● PROBLEM TO SOLVE: Your output should be the complete listing, word for word, with no pictures in it.

Start of DATA FOR THE TASK

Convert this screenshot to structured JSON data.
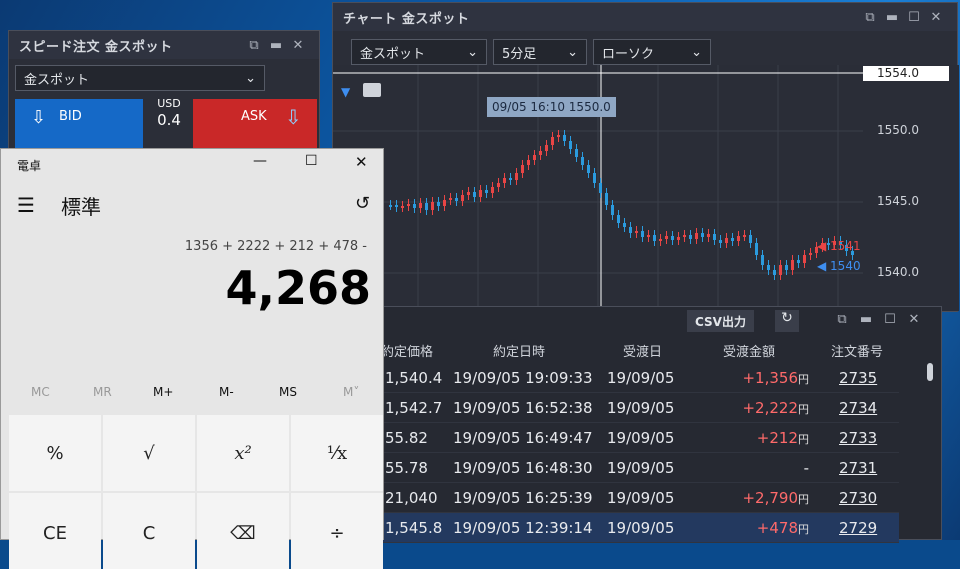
{
  "chart": {
    "title": "チャート 金スポット",
    "symbol": "金スポット",
    "interval": "5分足",
    "style": "ローソク",
    "tooltip": "09/05 16:10 1550.0",
    "price_labels": [
      "1554.0",
      "1550.0",
      "1545.0",
      "1540.0"
    ],
    "ask_marker": "1541",
    "bid_marker": "1540"
  },
  "speed": {
    "title": "スピード注文 金スポット",
    "symbol": "金スポット",
    "bid_label": "BID",
    "ask_label": "ASK",
    "spread_currency": "USD",
    "spread_value": "0.4"
  },
  "table": {
    "csv_button": "CSV出力",
    "columns": [
      "約定価格",
      "約定日時",
      "受渡日",
      "受渡金額",
      "注文番号"
    ],
    "yen": "円",
    "rows": [
      {
        "price": "1,540.4",
        "datetime": "19/09/05 19:09:33",
        "delivery": "19/09/05",
        "amount": "+1,356",
        "yen": "円",
        "order": "2735"
      },
      {
        "price": "1,542.7",
        "datetime": "19/09/05 16:52:38",
        "delivery": "19/09/05",
        "amount": "+2,222",
        "yen": "円",
        "order": "2734"
      },
      {
        "price": "55.82",
        "datetime": "19/09/05 16:49:47",
        "delivery": "19/09/05",
        "amount": "+212",
        "yen": "円",
        "order": "2733"
      },
      {
        "price": "55.78",
        "datetime": "19/09/05 16:48:30",
        "delivery": "19/09/05",
        "amount": "-",
        "yen": "",
        "order": "2731"
      },
      {
        "price": "21,040",
        "datetime": "19/09/05 16:25:39",
        "delivery": "19/09/05",
        "amount": "+2,790",
        "yen": "円",
        "order": "2730"
      },
      {
        "price": "1,545.8",
        "datetime": "19/09/05 12:39:14",
        "delivery": "19/09/05",
        "amount": "+478",
        "yen": "円",
        "order": "2729"
      }
    ]
  },
  "calculator": {
    "title": "電卓",
    "mode": "標準",
    "expression": "1356 + 2222 + 212 + 478 -",
    "display": "4,268",
    "memory": [
      "MC",
      "MR",
      "M+",
      "M-",
      "MS",
      "M˅"
    ],
    "keys": [
      "%",
      "√",
      "x²",
      "¹⁄x",
      "CE",
      "C",
      "⌫",
      "÷"
    ]
  },
  "colors": {
    "bid": "#1569c7",
    "ask": "#c92828",
    "up": "#e84545",
    "down": "#2b9bde"
  }
}
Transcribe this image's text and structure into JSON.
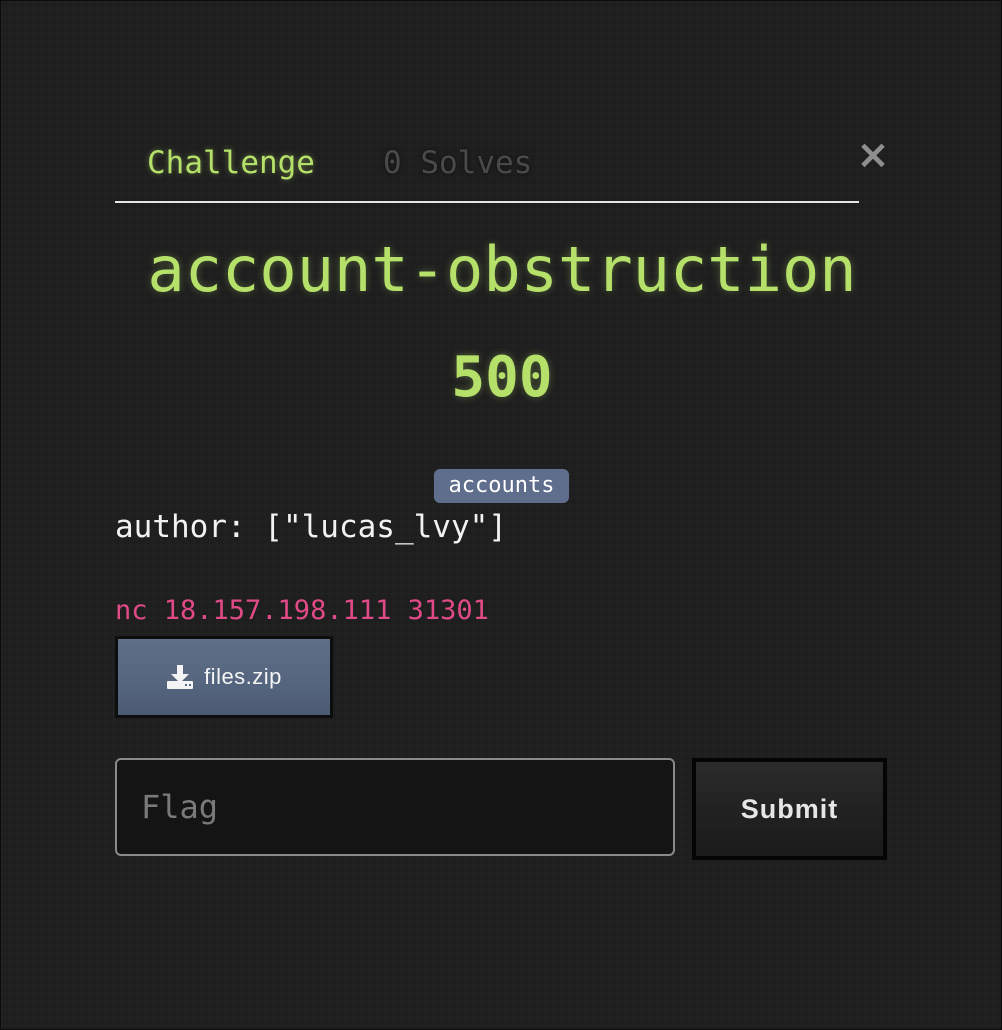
{
  "tabs": {
    "challenge_label": "Challenge",
    "solves_label": "0 Solves"
  },
  "close_label": "×",
  "challenge": {
    "name": "account-obstruction",
    "value": "500",
    "tag": "accounts",
    "author_text": "author: [\"lucas_lvy\"]",
    "connection": "nc 18.157.198.111 31301",
    "file_label": "files.zip",
    "file_icon": "download-icon"
  },
  "form": {
    "flag_placeholder": "Flag",
    "flag_value": "",
    "submit_label": "Submit"
  },
  "colors": {
    "accent_green": "#b5e06a",
    "connection_pink": "#e04a86",
    "tag_bg": "#5f6e8c",
    "file_button_bg": "#566680"
  }
}
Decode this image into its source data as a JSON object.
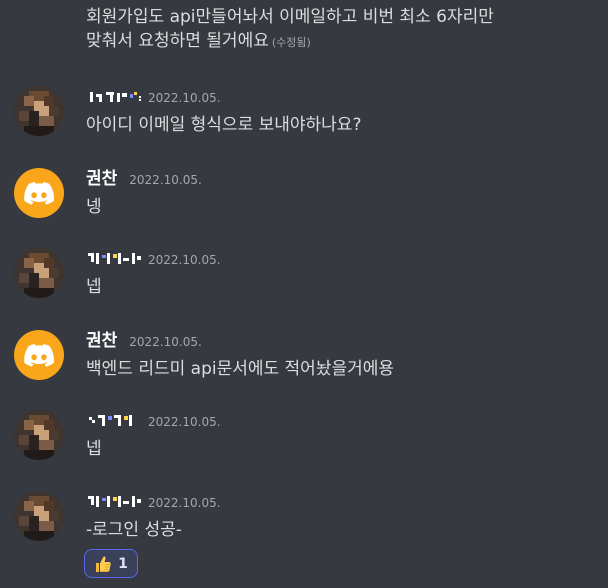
{
  "messages": {
    "first": {
      "line1": "회원가입도 api만들어놔서 이메일하고 비번 최소 6자리만",
      "line2": "맞춰서 요청하면 될거에요",
      "edited": "(수정됨)"
    },
    "m1": {
      "timestamp": "2022.10.05.",
      "text": "아이디 이메일 형식으로 보내야하나요?"
    },
    "m2": {
      "username": "권찬",
      "timestamp": "2022.10.05.",
      "text": "넹"
    },
    "m3": {
      "timestamp": "2022.10.05.",
      "text": "넵"
    },
    "m4": {
      "username": "권찬",
      "timestamp": "2022.10.05.",
      "text": "백엔드 리드미 api문서에도 적어놨을거에용"
    },
    "m5": {
      "timestamp": "2022.10.05.",
      "text": "넵"
    },
    "m6": {
      "timestamp": "2022.10.05.",
      "text": "-로그인 성공-"
    }
  },
  "reaction": {
    "emoji": "thumbs-up-icon",
    "count": "1"
  },
  "colors": {
    "background": "#36393f",
    "discord_avatar": "#faa61a",
    "reaction_border": "#5865f2",
    "reaction_bg": "#3b405a"
  }
}
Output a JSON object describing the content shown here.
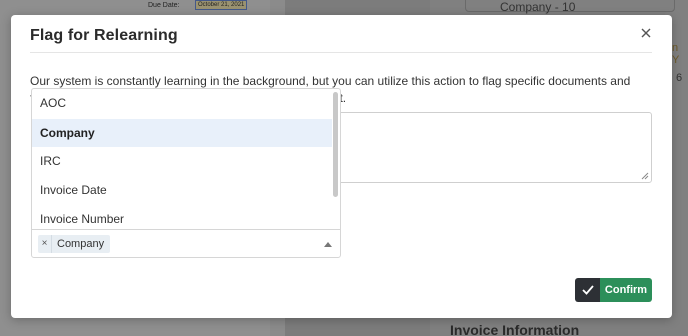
{
  "background": {
    "due_date_label": "Due Date:",
    "due_date_value": "October 21, 2021",
    "company_field_label": "Company - 10",
    "side_text_1": "n Y",
    "side_text_2": "6",
    "bottom_text": "Invoice Information"
  },
  "modal": {
    "title": "Flag for Relearning",
    "description": "Our system is constantly learning in the background, but you can utilize this action to flag specific documents and fields that we will manually review as a part of your support."
  },
  "dropdown": {
    "options": [
      {
        "label": "AOC"
      },
      {
        "label": "Company"
      },
      {
        "label": "IRC"
      },
      {
        "label": "Invoice Date"
      },
      {
        "label": "Invoice Number"
      }
    ],
    "selected_index": 1,
    "selected_tags": [
      {
        "label": "Company",
        "remove_glyph": "×"
      }
    ]
  },
  "actions": {
    "confirm_label": "Confirm"
  },
  "colors": {
    "confirm_green": "#2c8f5a",
    "confirm_icon_bg": "#2d3035",
    "selected_option_bg": "#e8f0fa"
  },
  "icons": {
    "close": "close-icon",
    "check": "check-icon",
    "dropdown_arrow": "chevron-up-icon"
  }
}
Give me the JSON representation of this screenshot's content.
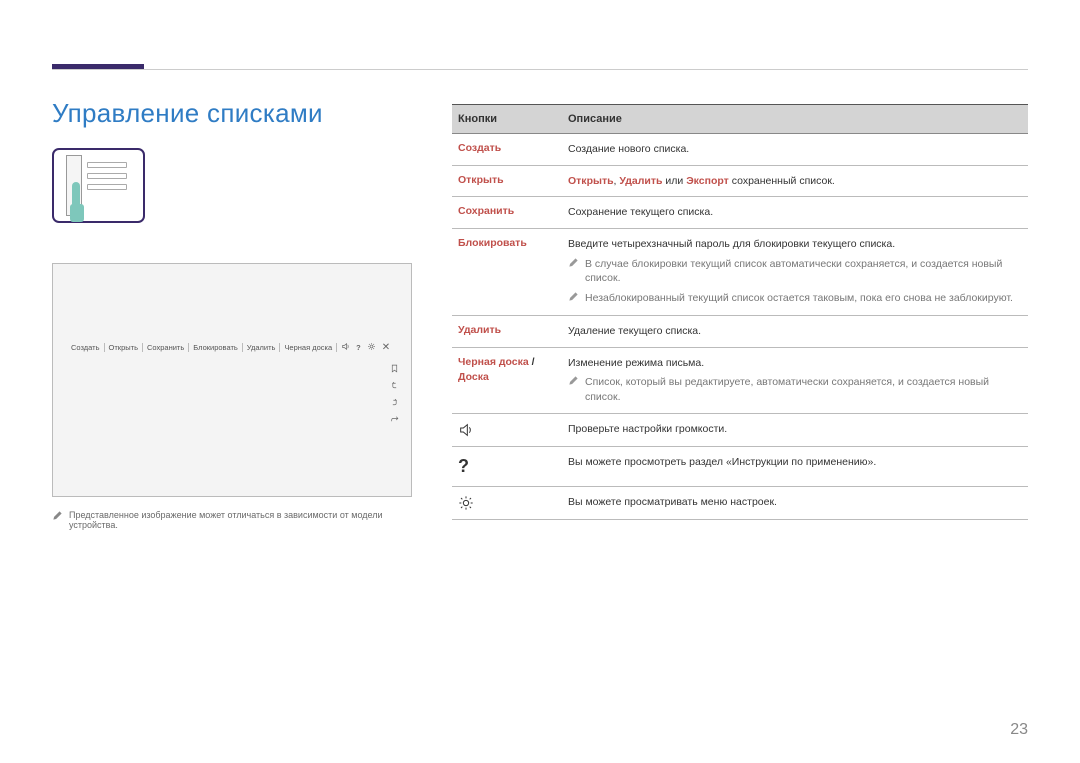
{
  "header": {
    "title": "Управление списками"
  },
  "gesture": {
    "label": "gesture-swipe-menu"
  },
  "screenshot": {
    "menubar_items": [
      "Создать",
      "Открыть",
      "Сохранить",
      "Блокировать",
      "Удалить",
      "Черная доска"
    ],
    "menubar_icons": [
      "volume-icon",
      "help-icon",
      "gear-icon",
      "close-icon"
    ],
    "side_icons": [
      "bookmark-icon",
      "undo-icon",
      "redo-arrow-icon",
      "share-icon"
    ]
  },
  "footnote": "Представленное изображение может отличаться в зависимости от модели устройства.",
  "table": {
    "header": {
      "col1": "Кнопки",
      "col2": "Описание"
    },
    "rows": {
      "create": {
        "label": "Создать",
        "desc": "Создание нового списка."
      },
      "open": {
        "label": "Открыть",
        "desc_parts": {
          "p1": "Открыть",
          "c1": ", ",
          "p2": "Удалить",
          "c2": " или ",
          "p3": "Экспорт",
          "c3": " сохраненный список."
        }
      },
      "save": {
        "label": "Сохранить",
        "desc": "Сохранение текущего списка."
      },
      "lock": {
        "label": "Блокировать",
        "desc": "Введите четырехзначный пароль для блокировки текущего списка.",
        "note1": "В случае блокировки текущий список автоматически сохраняется, и создается новый список.",
        "note2": "Незаблокированный текущий список остается таковым, пока его снова не заблокируют."
      },
      "delete": {
        "label": "Удалить",
        "desc": "Удаление текущего списка."
      },
      "board": {
        "label1": "Черная доска",
        "sep": " /",
        "label2": "Доска",
        "desc": "Изменение режима письма.",
        "note1": "Список, который вы редактируете, автоматически сохраняется, и создается новый список."
      },
      "volume": {
        "desc": "Проверьте настройки громкости."
      },
      "help": {
        "desc": "Вы можете просмотреть раздел «Инструкции по применению»."
      },
      "settings": {
        "desc": "Вы можете просматривать меню настроек."
      }
    }
  },
  "page_number": "23"
}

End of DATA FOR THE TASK

● ANSWER TO THIS PROBLEM:
Convert this screenshot to structured JSON data.
{
  "chart": {
    "title": "チャート 金スポット",
    "symbol": "金スポット",
    "interval": "5分足",
    "style": "ローソク",
    "tooltip": "09/05 16:10 1550.0",
    "price_labels": [
      "1554.0",
      "1550.0",
      "1545.0",
      "1540.0"
    ],
    "ask_marker": "1541",
    "bid_marker": "1540"
  },
  "speed": {
    "title": "スピード注文 金スポット",
    "symbol": "金スポット",
    "bid_label": "BID",
    "ask_label": "ASK",
    "spread_currency": "USD",
    "spread_value": "0.4"
  },
  "table": {
    "csv_button": "CSV出力",
    "columns": [
      "約定価格",
      "約定日時",
      "受渡日",
      "受渡金額",
      "注文番号"
    ],
    "yen": "円",
    "rows": [
      {
        "price": "1,540.4",
        "datetime": "19/09/05 19:09:33",
        "delivery": "19/09/05",
        "amount": "+1,356",
        "yen": "円",
        "order": "2735"
      },
      {
        "price": "1,542.7",
        "datetime": "19/09/05 16:52:38",
        "delivery": "19/09/05",
        "amount": "+2,222",
        "yen": "円",
        "order": "2734"
      },
      {
        "price": "55.82",
        "datetime": "19/09/05 16:49:47",
        "delivery": "19/09/05",
        "amount": "+212",
        "yen": "円",
        "order": "2733"
      },
      {
        "price": "55.78",
        "datetime": "19/09/05 16:48:30",
        "delivery": "19/09/05",
        "amount": "-",
        "yen": "",
        "order": "2731"
      },
      {
        "price": "21,040",
        "datetime": "19/09/05 16:25:39",
        "delivery": "19/09/05",
        "amount": "+2,790",
        "yen": "円",
        "order": "2730"
      },
      {
        "price": "1,545.8",
        "datetime": "19/09/05 12:39:14",
        "delivery": "19/09/05",
        "amount": "+478",
        "yen": "円",
        "order": "2729"
      }
    ]
  },
  "calculator": {
    "title": "電卓",
    "mode": "標準",
    "expression": "1356 + 2222 + 212 + 478 -",
    "display": "4,268",
    "memory": [
      "MC",
      "MR",
      "M+",
      "M-",
      "MS",
      "M˅"
    ],
    "keys": [
      "%",
      "√",
      "x²",
      "¹⁄x",
      "CE",
      "C",
      "⌫",
      "÷"
    ]
  },
  "colors": {
    "bid": "#1569c7",
    "ask": "#c92828",
    "up": "#e84545",
    "down": "#2b9bde"
  }
}
Transcribe this image's text and structure into JSON.
{
  "tabs": {
    "challenge_label": "Challenge",
    "solves_label": "0 Solves"
  },
  "close_label": "×",
  "challenge": {
    "name": "account-obstruction",
    "value": "500",
    "tag": "accounts",
    "author_text": "author: [\"lucas_lvy\"]",
    "connection": "nc 18.157.198.111 31301",
    "file_label": "files.zip",
    "file_icon": "download-icon"
  },
  "form": {
    "flag_placeholder": "Flag",
    "flag_value": "",
    "submit_label": "Submit"
  },
  "colors": {
    "accent_green": "#b5e06a",
    "connection_pink": "#e04a86",
    "tag_bg": "#5f6e8c",
    "file_button_bg": "#566680"
  }
}
Decode this image into its source data as a JSON object.
{
  "messages": {
    "first": {
      "line1": "회원가입도 api만들어놔서 이메일하고 비번 최소 6자리만",
      "line2": "맞춰서 요청하면 될거에요",
      "edited": "(수정됨)"
    },
    "m1": {
      "timestamp": "2022.10.05.",
      "text": "아이디 이메일 형식으로 보내야하나요?"
    },
    "m2": {
      "username": "권찬",
      "timestamp": "2022.10.05.",
      "text": "넹"
    },
    "m3": {
      "timestamp": "2022.10.05.",
      "text": "넵"
    },
    "m4": {
      "username": "권찬",
      "timestamp": "2022.10.05.",
      "text": "백엔드 리드미 api문서에도 적어놨을거에용"
    },
    "m5": {
      "timestamp": "2022.10.05.",
      "text": "넵"
    },
    "m6": {
      "timestamp": "2022.10.05.",
      "text": "-로그인 성공-"
    }
  },
  "reaction": {
    "emoji": "thumbs-up-icon",
    "count": "1"
  },
  "colors": {
    "background": "#36393f",
    "discord_avatar": "#faa61a",
    "reaction_border": "#5865f2",
    "reaction_bg": "#3b405a"
  }
}
Output a JSON object describing the content shown here.
{
  "background": {
    "due_date_label": "Due Date:",
    "due_date_value": "October 21, 2021",
    "company_field_label": "Company - 10",
    "side_text_1": "n Y",
    "side_text_2": "6",
    "bottom_text": "Invoice Information"
  },
  "modal": {
    "title": "Flag for Relearning",
    "description": "Our system is constantly learning in the background, but you can utilize this action to flag specific documents and fields that we will manually review as a part of your support."
  },
  "dropdown": {
    "options": [
      {
        "label": "AOC"
      },
      {
        "label": "Company"
      },
      {
        "label": "IRC"
      },
      {
        "label": "Invoice Date"
      },
      {
        "label": "Invoice Number"
      }
    ],
    "selected_index": 1,
    "selected_tags": [
      {
        "label": "Company",
        "remove_glyph": "×"
      }
    ]
  },
  "actions": {
    "confirm_label": "Confirm"
  },
  "colors": {
    "confirm_green": "#2c8f5a",
    "confirm_icon_bg": "#2d3035",
    "selected_option_bg": "#e8f0fa"
  },
  "icons": {
    "close": "close-icon",
    "check": "check-icon",
    "dropdown_arrow": "chevron-up-icon"
  }
}
Give me the JSON representation of this screenshot's content.
{
  "header": {
    "title": "Управление списками"
  },
  "gesture": {
    "label": "gesture-swipe-menu"
  },
  "screenshot": {
    "menubar_items": [
      "Создать",
      "Открыть",
      "Сохранить",
      "Блокировать",
      "Удалить",
      "Черная доска"
    ],
    "menubar_icons": [
      "volume-icon",
      "help-icon",
      "gear-icon",
      "close-icon"
    ],
    "side_icons": [
      "bookmark-icon",
      "undo-icon",
      "redo-arrow-icon",
      "share-icon"
    ]
  },
  "footnote": "Представленное изображение может отличаться в зависимости от модели устройства.",
  "table": {
    "header": {
      "col1": "Кнопки",
      "col2": "Описание"
    },
    "rows": {
      "create": {
        "label": "Создать",
        "desc": "Создание нового списка."
      },
      "open": {
        "label": "Открыть",
        "desc_parts": {
          "p1": "Открыть",
          "c1": ", ",
          "p2": "Удалить",
          "c2": " или ",
          "p3": "Экспорт",
          "c3": " сохраненный список."
        }
      },
      "save": {
        "label": "Сохранить",
        "desc": "Сохранение текущего списка."
      },
      "lock": {
        "label": "Блокировать",
        "desc": "Введите четырехзначный пароль для блокировки текущего списка.",
        "note1": "В случае блокировки текущий список автоматически сохраняется, и создается новый список.",
        "note2": "Незаблокированный текущий список остается таковым, пока его снова не заблокируют."
      },
      "delete": {
        "label": "Удалить",
        "desc": "Удаление текущего списка."
      },
      "board": {
        "label1": "Черная доска",
        "sep": " /",
        "label2": "Доска",
        "desc": "Изменение режима письма.",
        "note1": "Список, который вы редактируете, автоматически сохраняется, и создается новый список."
      },
      "volume": {
        "desc": "Проверьте настройки громкости."
      },
      "help": {
        "desc": "Вы можете просмотреть раздел «Инструкции по применению»."
      },
      "settings": {
        "desc": "Вы можете просматривать меню настроек."
      }
    }
  },
  "page_number": "23"
}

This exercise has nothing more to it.